Informatics Report Series



Related Pages

Report (by Number) Index
Report (by Date) Index
Author Index
Institute Index

Title:Probabilistic Learning Algorithms and Optimality Theory
Authors: Frank Keller ; Ash Asudeh
Date: 2002
Publication Title:Linguistic Inquiry
Publisher:MIT Press
Publication Type:Journal Article Publication Status:Published
Volume No:33(2) Page Nos:225-244
This paper provides a critical assessment of the Gradual Learning Algorithm (GLA) for probabilistic optimality-theoretic grammars proposed by Boersma and Hayes (2001). After a short introduction to the problem of grammar learning in OT, we discuss the limitations of the standard solution to this problem (the Constraint Demotion Algorithm by Tesar and Smolensky (1998)), and outline how the GLA attempts to overcome these limitations. We point out a number of serious shortcomings with the GLA approach: (a) A methodological problem is that the GLA has not been tested on unseen data, which is standard practice in research on computational language learning. (b) We provide counterexamples, i.e., data sets that the GLA is not able to learn. Examples of this type actually occur in experimental data that the GLA should be able to model. This sheds serious doubt on the correctness and convergence of the GLA. (c) Essential algorithmic properties of the GLA (correctness and convergence) have not been proven formally. This makes it very hard to assess the validity of the algorithm. (d) We argue that by modeling frequency distributions in the grammar, the GLA conflates the notions of competence and performance. This leads to serious conceptual problems, as OT crucially relies on the competence/performance distinction.
Links To Paper
1st link
Bibtex format
author = { Frank Keller and Ash Asudeh },
title = {Probabilistic Learning Algorithms and Optimality Theory},
journal = {Linguistic Inquiry},
publisher = {MIT Press},
year = 2002,
volume = {33(2)},
pages = {225-244},
doi = {10.1162/002438902317406704},
url = {},

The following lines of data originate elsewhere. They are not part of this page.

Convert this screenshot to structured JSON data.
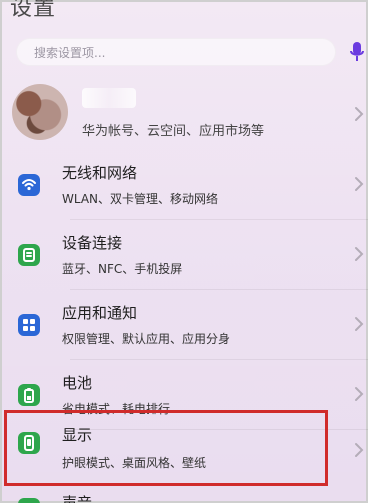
{
  "header": {
    "title": "设置"
  },
  "search": {
    "placeholder": "搜索设置项..."
  },
  "profile": {
    "subtitle": "华为帐号、云空间、应用市场等"
  },
  "items": [
    {
      "title": "无线和网络",
      "subtitle": "WLAN、双卡管理、移动网络",
      "icon": "wifi-icon",
      "color": "#2b67d6"
    },
    {
      "title": "设备连接",
      "subtitle": "蓝牙、NFC、手机投屏",
      "icon": "device-connection-icon",
      "color": "#2ea64c"
    },
    {
      "title": "应用和通知",
      "subtitle": "权限管理、默认应用、应用分身",
      "icon": "apps-grid-icon",
      "color": "#2b67d6"
    },
    {
      "title": "电池",
      "subtitle": "省电模式、耗电排行",
      "icon": "battery-icon",
      "color": "#2ea64c"
    },
    {
      "title": "显示",
      "subtitle": "护眼模式、桌面风格、壁纸",
      "icon": "display-phone-icon",
      "color": "#2ea64c"
    }
  ],
  "next_item": {
    "title": "声音"
  },
  "colors": {
    "highlight": "#d02b2b",
    "mic": "#6b3be0"
  }
}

Home : Publications : Report 

Please mail <> with any changes or corrections.
Unless explicitly stated otherwise, all material is copyright The University of Edinburgh